**Task item:** The entries that follow must be written out exactly, without any of the pictures they contain.

**Data:**
Segment Open
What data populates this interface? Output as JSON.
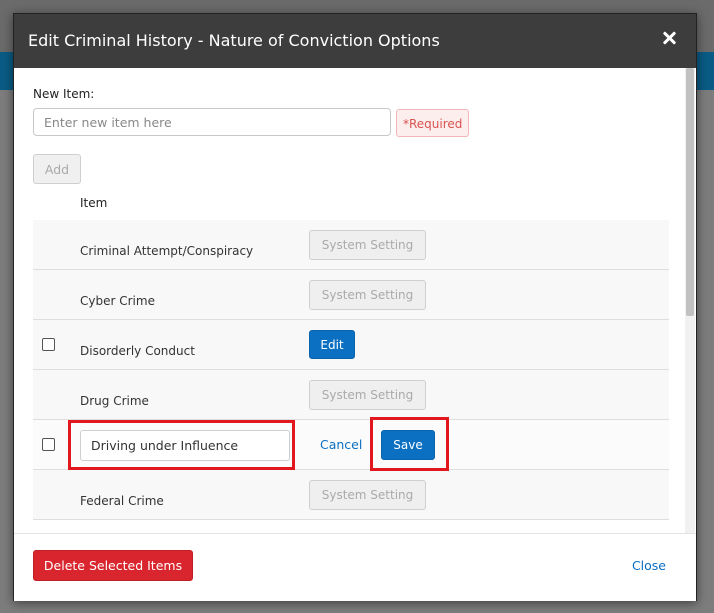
{
  "modal": {
    "title": "Edit Criminal History - Nature of Conviction Options",
    "close_icon": "close-icon"
  },
  "form": {
    "new_item_label": "New Item:",
    "new_item_placeholder": "Enter new item here",
    "required_text": "*Required",
    "add_label": "Add"
  },
  "table": {
    "header_item": "Item",
    "rows": [
      {
        "name": "Criminal Attempt/Conspiracy",
        "action": "System Setting"
      },
      {
        "name": "Cyber Crime",
        "action": "System Setting"
      },
      {
        "name": "Disorderly Conduct",
        "action": "Edit"
      },
      {
        "name": "Drug Crime",
        "action": "System Setting"
      },
      {
        "name": "Driving under Influence",
        "cancel": "Cancel",
        "save": "Save"
      },
      {
        "name": "Federal Crime",
        "action": "System Setting"
      }
    ]
  },
  "footer": {
    "delete_label": "Delete Selected Items",
    "close_label": "Close"
  },
  "colors": {
    "header_bg": "#3d3d3d",
    "primary": "#0b6fc2",
    "danger": "#d9252e",
    "highlight": "#e2161d"
  }
}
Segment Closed
**Task response:**
What data populates this interface? Output as JSON.
{
  "modal": {
    "title": "Edit Criminal History - Nature of Conviction Options",
    "close_icon": "close-icon"
  },
  "form": {
    "new_item_label": "New Item:",
    "new_item_placeholder": "Enter new item here",
    "required_text": "*Required",
    "add_label": "Add"
  },
  "table": {
    "header_item": "Item",
    "rows": [
      {
        "name": "Criminal Attempt/Conspiracy",
        "action": "System Setting"
      },
      {
        "name": "Cyber Crime",
        "action": "System Setting"
      },
      {
        "name": "Disorderly Conduct",
        "action": "Edit"
      },
      {
        "name": "Drug Crime",
        "action": "System Setting"
      },
      {
        "name": "Driving under Influence",
        "cancel": "Cancel",
        "save": "Save"
      },
      {
        "name": "Federal Crime",
        "action": "System Setting"
      }
    ]
  },
  "footer": {
    "delete_label": "Delete Selected Items",
    "close_label": "Close"
  },
  "colors": {
    "header_bg": "#3d3d3d",
    "primary": "#0b6fc2",
    "danger": "#d9252e",
    "highlight": "#e2161d"
  }
}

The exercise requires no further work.